“The attacks were reportedly carried out by young men, some of whom wore civilian clothes while others were dressed in military uniforms,” the UN wrote on Monday when it first reported the news of the attacks. Head of the UN Mission in South Sudan (UNMISS), David Shearer, said the attacks took place in a government-controlled area and that the safety of civilians there is primarily the responsibility of the government.

South Sudan’s leading opposition group has condemned the attacks while UNMISS is calling on authorities to protect women and girls across South Sudan against sexual violence.

In the first half of 2018, some 2,300 cases of gender-based violence were reported to aid groups in South Sudan – mostly against women and girls but more than a fifth against children.

Featured image: By Wilfried Huss / Anonymous – Flag of the United Nations from the Open Clip Art website. Modifications by Denelson83, Zscout370 and Madden. Official construction sheet here.United Nations (1962) The United Nations flag code and regulations, as amended November 11, 1952, New York OCLC: 7548838., Public Domain, https://commons.wikimedia.org/w/index.php?curid=437460

About Aaron Brooks

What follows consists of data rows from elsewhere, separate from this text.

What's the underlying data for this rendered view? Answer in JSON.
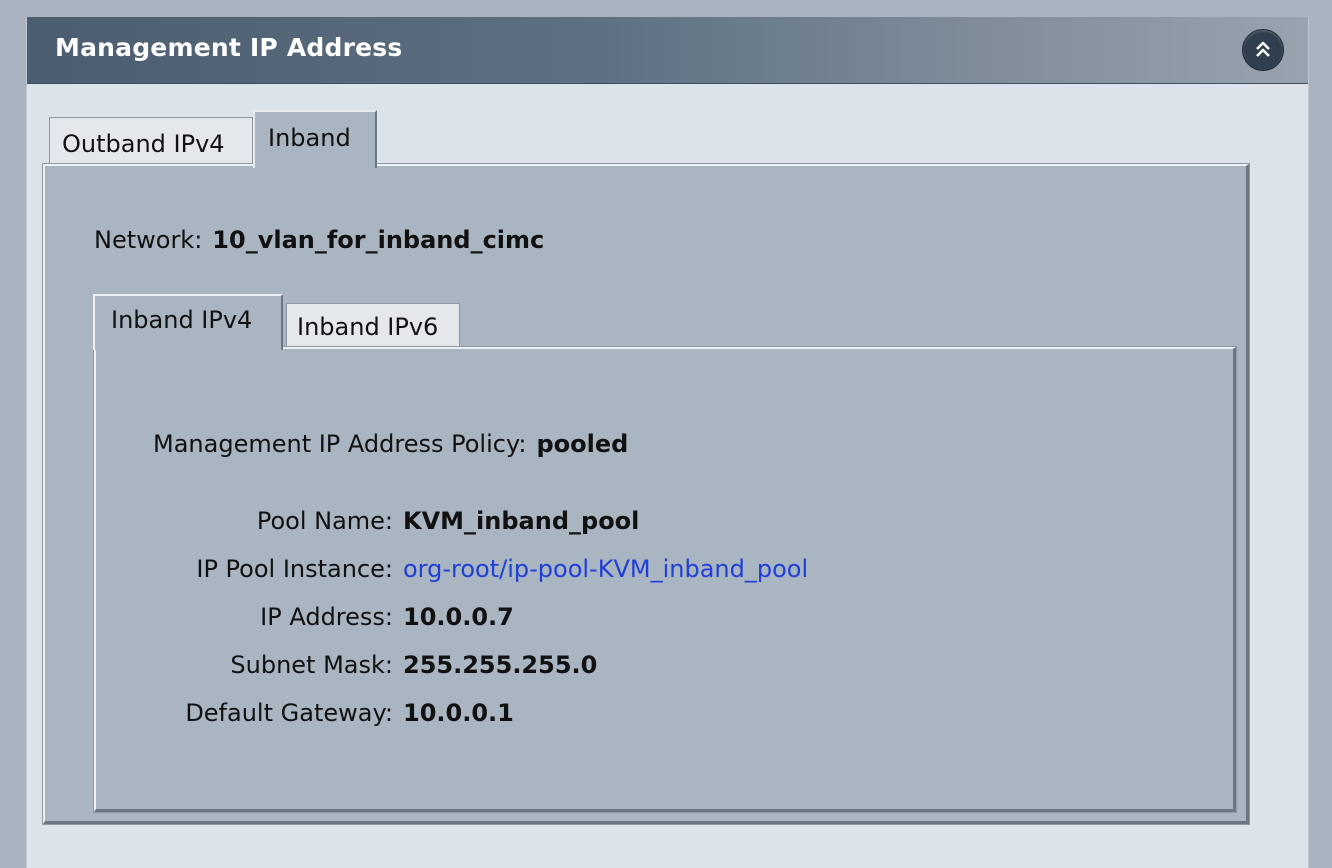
{
  "panel": {
    "title": "Management IP Address",
    "collapse_icon": "double-chevron-up-icon"
  },
  "outer_tabs": [
    {
      "label": "Outband IPv4",
      "selected": false
    },
    {
      "label": "Inband",
      "selected": true
    }
  ],
  "network": {
    "label": "Network:",
    "value": "10_vlan_for_inband_cimc"
  },
  "inner_tabs": [
    {
      "label": "Inband IPv4",
      "selected": true
    },
    {
      "label": "Inband IPv6",
      "selected": false
    }
  ],
  "details": {
    "policy": {
      "label": "Management IP Address Policy:",
      "value": "pooled"
    },
    "pool_name": {
      "label": "Pool Name:",
      "value": "KVM_inband_pool"
    },
    "pool_instance": {
      "label": "IP Pool Instance:",
      "value": "org-root/ip-pool-KVM_inband_pool"
    },
    "ip_address": {
      "label": "IP Address:",
      "value": "10.0.0.7"
    },
    "subnet_mask": {
      "label": "Subnet Mask:",
      "value": "255.255.255.0"
    },
    "default_gateway": {
      "label": "Default Gateway:",
      "value": "10.0.0.1"
    }
  },
  "colors": {
    "header_dark": "#4b5d6f",
    "panel_bg": "#dde3ea",
    "tab_content_bg": "#a9b5c1",
    "link": "#1f3fd8"
  }
}
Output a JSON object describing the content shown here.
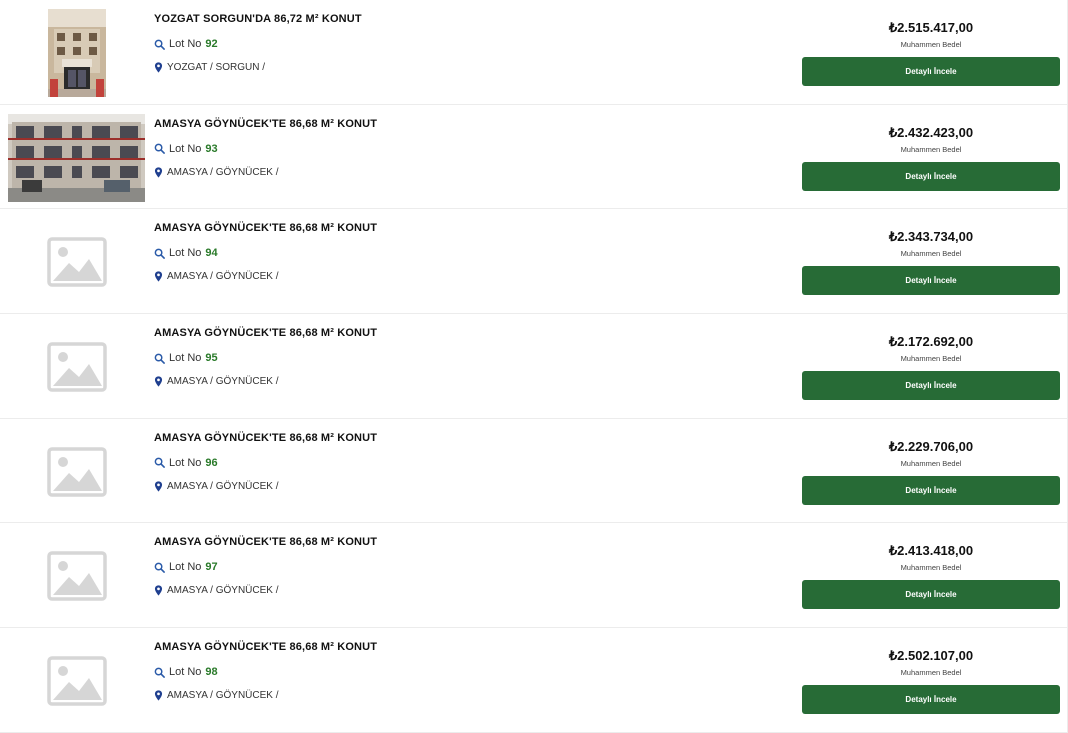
{
  "listings": [
    {
      "title": "YOZGAT SORGUN'DA 86,72 M² KONUT",
      "lot_label": "Lot No",
      "lot_no": "92",
      "location": "YOZGAT / SORGUN /",
      "price": "₺2.515.417,00",
      "price_label": "Muhammen Bedel",
      "button_label": "Detaylı İncele",
      "image": "building-photo-tall"
    },
    {
      "title": "AMASYA GÖYNÜCEK'TE 86,68 M² KONUT",
      "lot_label": "Lot No",
      "lot_no": "93",
      "location": "AMASYA / GÖYNÜCEK /",
      "price": "₺2.432.423,00",
      "price_label": "Muhammen Bedel",
      "button_label": "Detaylı İncele",
      "image": "building-photo-wide"
    },
    {
      "title": "AMASYA GÖYNÜCEK'TE 86,68 M² KONUT",
      "lot_label": "Lot No",
      "lot_no": "94",
      "location": "AMASYA / GÖYNÜCEK /",
      "price": "₺2.343.734,00",
      "price_label": "Muhammen Bedel",
      "button_label": "Detaylı İncele",
      "image": "image-placeholder-icon"
    },
    {
      "title": "AMASYA GÖYNÜCEK'TE 86,68 M² KONUT",
      "lot_label": "Lot No",
      "lot_no": "95",
      "location": "AMASYA / GÖYNÜCEK /",
      "price": "₺2.172.692,00",
      "price_label": "Muhammen Bedel",
      "button_label": "Detaylı İncele",
      "image": "image-placeholder-icon"
    },
    {
      "title": "AMASYA GÖYNÜCEK'TE 86,68 M² KONUT",
      "lot_label": "Lot No",
      "lot_no": "96",
      "location": "AMASYA / GÖYNÜCEK /",
      "price": "₺2.229.706,00",
      "price_label": "Muhammen Bedel",
      "button_label": "Detaylı İncele",
      "image": "image-placeholder-icon"
    },
    {
      "title": "AMASYA GÖYNÜCEK'TE 86,68 M² KONUT",
      "lot_label": "Lot No",
      "lot_no": "97",
      "location": "AMASYA / GÖYNÜCEK /",
      "price": "₺2.413.418,00",
      "price_label": "Muhammen Bedel",
      "button_label": "Detaylı İncele",
      "image": "image-placeholder-icon"
    },
    {
      "title": "AMASYA GÖYNÜCEK'TE 86,68 M² KONUT",
      "lot_label": "Lot No",
      "lot_no": "98",
      "location": "AMASYA / GÖYNÜCEK /",
      "price": "₺2.502.107,00",
      "price_label": "Muhammen Bedel",
      "button_label": "Detaylı İncele",
      "image": "image-placeholder-icon"
    }
  ],
  "colors": {
    "button_bg": "#276b36",
    "lot_number": "#2a7a2a",
    "location_pin": "#1f3f8f",
    "search_icon": "#2a5aa8",
    "placeholder_icon": "#d6d6d6"
  }
}
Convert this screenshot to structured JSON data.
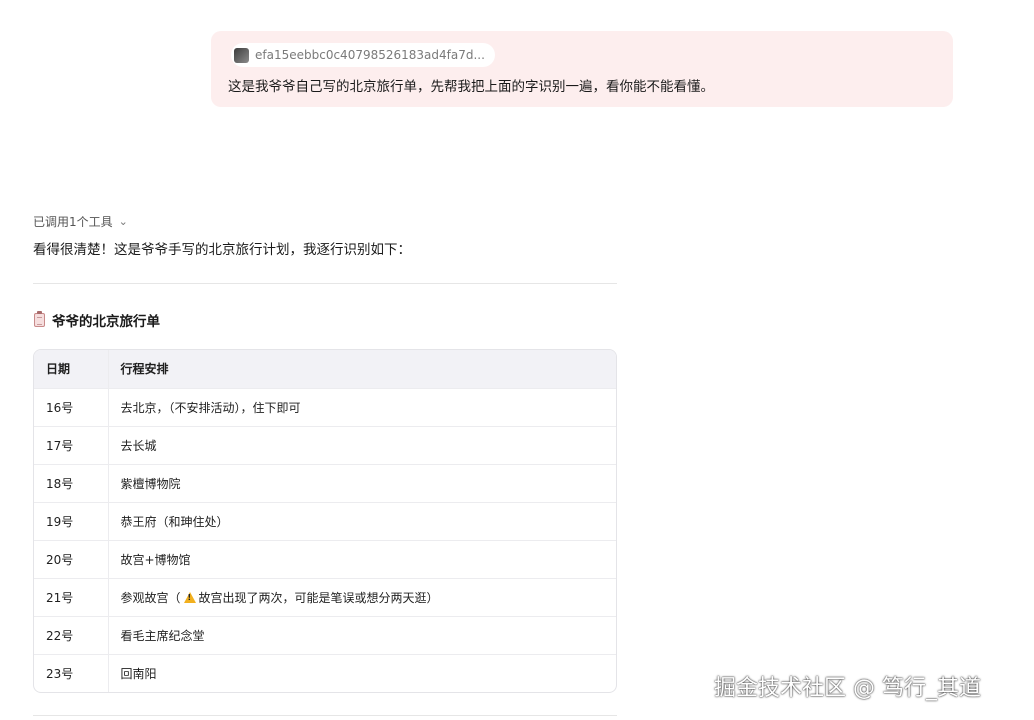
{
  "user_message": {
    "file_name": "efa15eebbc0c40798526183ad4fa7d...",
    "text": "这是我爷爷自己写的北京旅行单，先帮我把上面的字识别一遍，看你能不能看懂。"
  },
  "assistant": {
    "tool_toggle": "已调用1个工具",
    "intro": "看得很清楚！这是爷爷手写的北京旅行计划，我逐行识别如下：",
    "section_title": "爷爷的北京旅行单",
    "table": {
      "headers": [
        "日期",
        "行程安排"
      ],
      "rows": [
        {
          "date": "16号",
          "plan": "去北京，（不安排活动），住下即可"
        },
        {
          "date": "17号",
          "plan": "去长城"
        },
        {
          "date": "18号",
          "plan": "紫檀博物院"
        },
        {
          "date": "19号",
          "plan": "恭王府（和珅住处）"
        },
        {
          "date": "20号",
          "plan": "故宫+博物馆"
        },
        {
          "date": "21号",
          "plan_prefix": "参观故宫（",
          "plan_suffix": "故宫出现了两次，可能是笔误或想分两天逛）"
        },
        {
          "date": "22号",
          "plan": "看毛主席纪念堂"
        },
        {
          "date": "23号",
          "plan": "回南阳"
        }
      ]
    }
  },
  "watermark": "掘金技术社区 @ 笃行_其道",
  "icons": {
    "file": "image-thumbnail-icon",
    "chevron": "chevron-down-icon",
    "section": "clipboard-icon",
    "warning": "warning-icon"
  },
  "colors": {
    "user_bubble_bg": "#fdeeee",
    "table_header_bg": "#f2f2f6",
    "warning": "#f2b01e"
  }
}
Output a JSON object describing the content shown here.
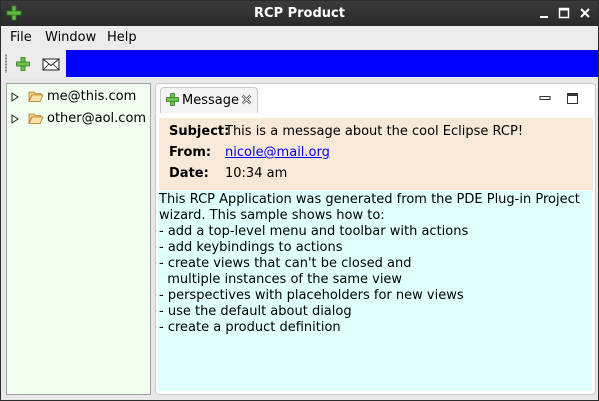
{
  "window": {
    "title": "RCP Product"
  },
  "menubar": {
    "items": [
      {
        "label": "File"
      },
      {
        "label": "Window"
      },
      {
        "label": "Help"
      }
    ]
  },
  "toolbar": {
    "buttons": [
      {
        "icon": "plus-icon",
        "tooltip": ""
      },
      {
        "icon": "envelope-icon",
        "tooltip": ""
      }
    ],
    "strip_color": "#0000ff"
  },
  "navigator": {
    "items": [
      {
        "label": "me@this.com",
        "icon": "folder-icon",
        "expanded": false
      },
      {
        "label": "other@aol.com",
        "icon": "folder-icon",
        "expanded": false
      }
    ],
    "background": "#f0fff0"
  },
  "message_view": {
    "tab_label": "Message",
    "header": {
      "subject_label": "Subject:",
      "subject_value": "This is a message about the cool Eclipse RCP!",
      "from_label": "From:",
      "from_value": "nicole@mail.org",
      "date_label": "Date:",
      "date_value": "10:34 am",
      "background": "#f8e8d8"
    },
    "body_lines": [
      "This RCP Application was generated from the PDE Plug-in Project",
      "wizard. This sample shows how to:",
      "- add a top-level menu and toolbar with actions",
      "- add keybindings to actions",
      "- create views that can't be closed and",
      "  multiple instances of the same view",
      "- perspectives with placeholders for new views",
      "- use the default about dialog",
      "- create a product definition"
    ],
    "body_background": "#e0ffff"
  }
}
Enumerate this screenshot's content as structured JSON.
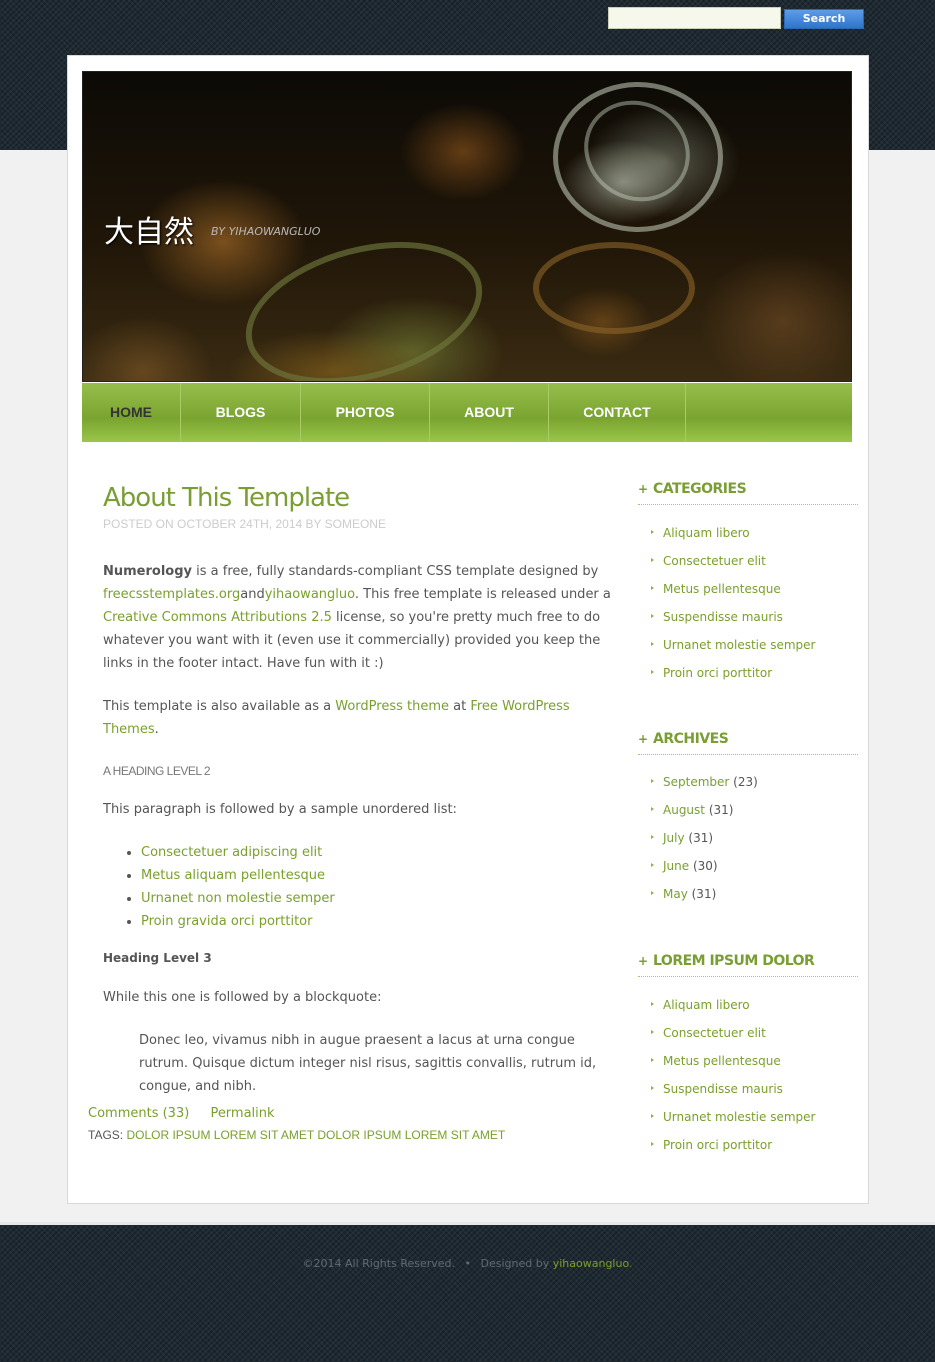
{
  "search": {
    "placeholder": "",
    "button_label": "Search"
  },
  "header": {
    "site_title": "大自然",
    "byline": "BY YIHAOWANGLUO"
  },
  "nav": {
    "items": [
      {
        "label": "HOME",
        "current": true
      },
      {
        "label": "BLOGS",
        "current": false
      },
      {
        "label": "PHOTOS",
        "current": false
      },
      {
        "label": "ABOUT",
        "current": false
      },
      {
        "label": "CONTACT",
        "current": false
      }
    ]
  },
  "post": {
    "title": "About This Template",
    "byline": "POSTED ON OCTOBER 24TH, 2014 BY SOMEONE",
    "intro": {
      "name": "Numerology",
      "text1": " is a free, fully standards-compliant CSS template designed by ",
      "link1": "freecsstemplates.org",
      "text2": "and",
      "link2": "yihaowangluo",
      "text3": ". This free template is released under a ",
      "link3": "Creative Commons Attributions 2.5",
      "text4": " license, so you're pretty much free to do whatever you want with it (even use it commercially) provided you keep the links in the footer intact. Have fun with it :)"
    },
    "wp": {
      "text1": "This template is also available as a ",
      "link1": "WordPress theme",
      "text2": " at ",
      "link2": "Free WordPress Themes",
      "text3": "."
    },
    "heading2": "A HEADING LEVEL 2",
    "list_intro": "This paragraph is followed by a sample unordered list:",
    "list": [
      "Consectetuer adipiscing elit",
      "Metus aliquam pellentesque",
      "Urnanet non molestie semper",
      "Proin gravida orci porttitor"
    ],
    "heading3": "Heading Level 3",
    "quote_intro": "While this one is followed by a blockquote:",
    "blockquote": "Donec leo, vivamus nibh in augue praesent a lacus at urna congue rutrum. Quisque dictum integer nisl risus, sagittis convallis, rutrum id, congue, and nibh.",
    "comments": "Comments (33)",
    "permalink": "Permalink",
    "tags_label": "TAGS: ",
    "tags": "DOLOR IPSUM LOREM SIT AMET DOLOR IPSUM LOREM SIT AMET"
  },
  "sidebar": {
    "categories": {
      "title": "CATEGORIES",
      "items": [
        "Aliquam libero",
        "Consectetuer elit",
        "Metus pellentesque",
        "Suspendisse mauris",
        "Urnanet molestie semper",
        "Proin orci porttitor"
      ]
    },
    "archives": {
      "title": "ARCHIVES",
      "items": [
        {
          "month": "September",
          "count": " (23)"
        },
        {
          "month": "August",
          "count": " (31)"
        },
        {
          "month": "July",
          "count": " (31)"
        },
        {
          "month": "June",
          "count": " (30)"
        },
        {
          "month": "May",
          "count": " (31)"
        }
      ]
    },
    "lorem": {
      "title": "LOREM IPSUM DOLOR",
      "items": [
        "Aliquam libero",
        "Consectetuer elit",
        "Metus pellentesque",
        "Suspendisse mauris",
        "Urnanet molestie semper",
        "Proin orci porttitor"
      ]
    }
  },
  "footer": {
    "copyright": "©2014 All Rights Reserved.",
    "separator": "•",
    "designed_by": "Designed by ",
    "designer": "yihaowangluo",
    "end": "."
  },
  "colors": {
    "accent": "#7a9e34",
    "nav": "#8cb63f",
    "dark_bg": "#1f2a33",
    "search_button": "#3a7fd5"
  }
}
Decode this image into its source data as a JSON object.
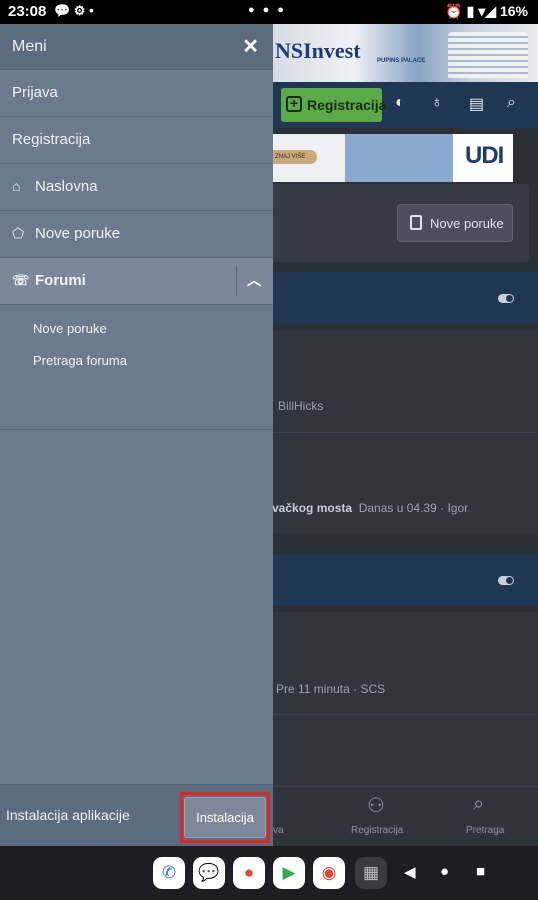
{
  "status_bar": {
    "time": "23:08",
    "battery": "16%"
  },
  "background": {
    "ad_top_brand": "NSInvest",
    "ad_top_sub": "PUPINS PALACE",
    "register_button": "Registracija",
    "ad_mid_pill": "ZNAJ VIŠE",
    "ad_mid_brand": "UDI",
    "new_posts_button": "Nove poruke",
    "row1_user": "BillHicks",
    "row2_bold": "vačkog mosta",
    "row2_meta": "Danas u 04.39 · Igor",
    "row3_meta": "Pre 11 minuta · SCS",
    "bottom_nav": {
      "partial_label": "va",
      "register_label": "Registracija",
      "search_label": "Pretraga"
    }
  },
  "drawer": {
    "title": "Meni",
    "items": [
      {
        "label": "Prijava",
        "icon": ""
      },
      {
        "label": "Registracija",
        "icon": ""
      },
      {
        "label": "Naslovna",
        "icon": "home-icon"
      },
      {
        "label": "Nove poruke",
        "icon": "tag-icon"
      },
      {
        "label": "Forumi",
        "icon": "chat-bubbles-icon"
      }
    ],
    "subitems": [
      "Nove poruke",
      "Pretraga foruma"
    ],
    "install_label": "Instalacija aplikacije",
    "install_button": "Instalacija"
  }
}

Aaron Brooks is a UK journalist who wants to cut out the international agendas in news. Spending his early years in both England and Northern Ireland he saw the difference between reality and media coverage at an early age. After graduating from the University of Chester with a BA in journalism, his travels revealed just how large the gap between news and the real world can be. As Editor-in-Chief at East Africa Monitor, it’s his job to provide a balanced view of what’s going on in the region for English-speaking audiences.